Richards praised his crew, but cited strategist, Iain Murray, navigator Juan Vila and tactician Glenn Bourke for their roles in ‘Wild Oats XI’s’ move at Tasman Light at 04h00 when she overtook ‘Comanche’.
“There is a big transition zone there with no wind,” Richards said, adding that Vila, Murray and Bourke “picked the wind really well and the guys did and awesome job. The guys basically sailed around the opposition and got us in the position where when the breeze filled in from the sou’-west we were in the right spot and off we went. That was the game- winning manoeuvre.”
Next Wave to Deliver Encore to Nail Biting Thriller

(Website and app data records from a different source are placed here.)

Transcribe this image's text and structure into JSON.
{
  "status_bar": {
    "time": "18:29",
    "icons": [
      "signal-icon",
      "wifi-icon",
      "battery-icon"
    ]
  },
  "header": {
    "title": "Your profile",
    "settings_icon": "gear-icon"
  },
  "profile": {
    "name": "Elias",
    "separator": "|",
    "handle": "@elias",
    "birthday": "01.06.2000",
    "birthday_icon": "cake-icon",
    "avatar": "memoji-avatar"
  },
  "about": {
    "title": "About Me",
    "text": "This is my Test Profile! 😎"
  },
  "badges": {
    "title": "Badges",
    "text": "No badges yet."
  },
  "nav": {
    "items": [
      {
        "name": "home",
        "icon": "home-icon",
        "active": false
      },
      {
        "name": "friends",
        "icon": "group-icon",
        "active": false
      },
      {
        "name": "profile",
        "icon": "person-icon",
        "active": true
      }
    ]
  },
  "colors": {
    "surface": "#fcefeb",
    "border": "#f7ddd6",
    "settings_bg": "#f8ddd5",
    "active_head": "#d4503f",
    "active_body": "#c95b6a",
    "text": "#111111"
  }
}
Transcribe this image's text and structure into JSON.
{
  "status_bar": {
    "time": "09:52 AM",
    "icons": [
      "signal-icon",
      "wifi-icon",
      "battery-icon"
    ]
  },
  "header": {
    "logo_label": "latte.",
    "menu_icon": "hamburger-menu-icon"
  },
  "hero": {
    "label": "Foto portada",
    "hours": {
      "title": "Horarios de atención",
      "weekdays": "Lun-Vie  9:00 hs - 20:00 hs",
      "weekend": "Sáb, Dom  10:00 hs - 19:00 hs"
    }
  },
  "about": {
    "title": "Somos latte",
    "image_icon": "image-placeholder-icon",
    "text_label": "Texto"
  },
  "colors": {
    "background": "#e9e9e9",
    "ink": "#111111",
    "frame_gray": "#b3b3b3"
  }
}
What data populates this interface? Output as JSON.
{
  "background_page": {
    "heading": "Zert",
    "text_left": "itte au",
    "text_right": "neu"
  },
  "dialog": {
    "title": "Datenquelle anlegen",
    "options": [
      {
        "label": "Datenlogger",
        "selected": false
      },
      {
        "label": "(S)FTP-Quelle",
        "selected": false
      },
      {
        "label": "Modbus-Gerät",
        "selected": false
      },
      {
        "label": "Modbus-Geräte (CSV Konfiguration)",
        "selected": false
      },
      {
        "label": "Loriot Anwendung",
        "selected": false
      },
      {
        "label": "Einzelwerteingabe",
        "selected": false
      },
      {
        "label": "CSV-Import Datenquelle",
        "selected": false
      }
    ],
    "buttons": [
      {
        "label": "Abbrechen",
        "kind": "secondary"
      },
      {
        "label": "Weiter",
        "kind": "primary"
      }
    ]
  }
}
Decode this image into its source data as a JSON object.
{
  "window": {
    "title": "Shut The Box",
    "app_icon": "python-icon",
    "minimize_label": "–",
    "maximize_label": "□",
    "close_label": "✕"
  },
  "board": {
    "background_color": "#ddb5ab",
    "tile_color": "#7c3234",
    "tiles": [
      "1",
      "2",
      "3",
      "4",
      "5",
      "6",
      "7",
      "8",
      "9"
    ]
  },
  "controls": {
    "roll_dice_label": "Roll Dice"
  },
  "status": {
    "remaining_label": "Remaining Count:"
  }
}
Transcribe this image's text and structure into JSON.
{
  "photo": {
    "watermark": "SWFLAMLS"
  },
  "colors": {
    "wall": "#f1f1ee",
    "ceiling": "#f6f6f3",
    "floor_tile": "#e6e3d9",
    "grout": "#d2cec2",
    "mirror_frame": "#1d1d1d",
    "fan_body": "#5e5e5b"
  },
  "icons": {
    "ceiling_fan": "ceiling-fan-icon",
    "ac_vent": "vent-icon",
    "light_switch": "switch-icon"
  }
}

As the 628 nautical mile race entered its third day, the race between the smaller boats was proving to be as scintillating for sailing fans.
At 13h45 on Friday, defending Tattersall Cup champion, the TP52 ‘Ichi Ban’ owned and skippered by Matt Allen, was leading overall after a thrilling snakes and ladders slide down to 32nd and up again.
With 67nm to go and 13nm south-east of Maria Island, ‘Ichi Ban’ led the Reichel-Pugh ‘66 Alive’ and the Farr 55 ‘Hollywood Boulevard’. Fourth was ‘Privateer’, a Cookson 50.
Meanwhile, in fifth was ‘Wild Oats X’, the Reichel-Pugh 66 skippered by Stacey Jackson.
The battle between the two Reichel-Pugh 66-footers – ‘Alive’ and ‘Wild Oats X’ – was showing to be a nail biting one, with only one nautical mile separating them when they had 16nm left to race.
‘Wild Oats X’ is the all-professional women crewed entry on which former Foreign Affairs Minister, Julie Bishop, was on board for the Rolex Sydney Hobart start on Wednesday, after which she disembarked by jumping off as the boat passed near Bondi Beach.
Ms Bishop, who is an ambassador for the crew’s campaign for ocean sustainability, was in Hobart and boarded the yacht after the finish.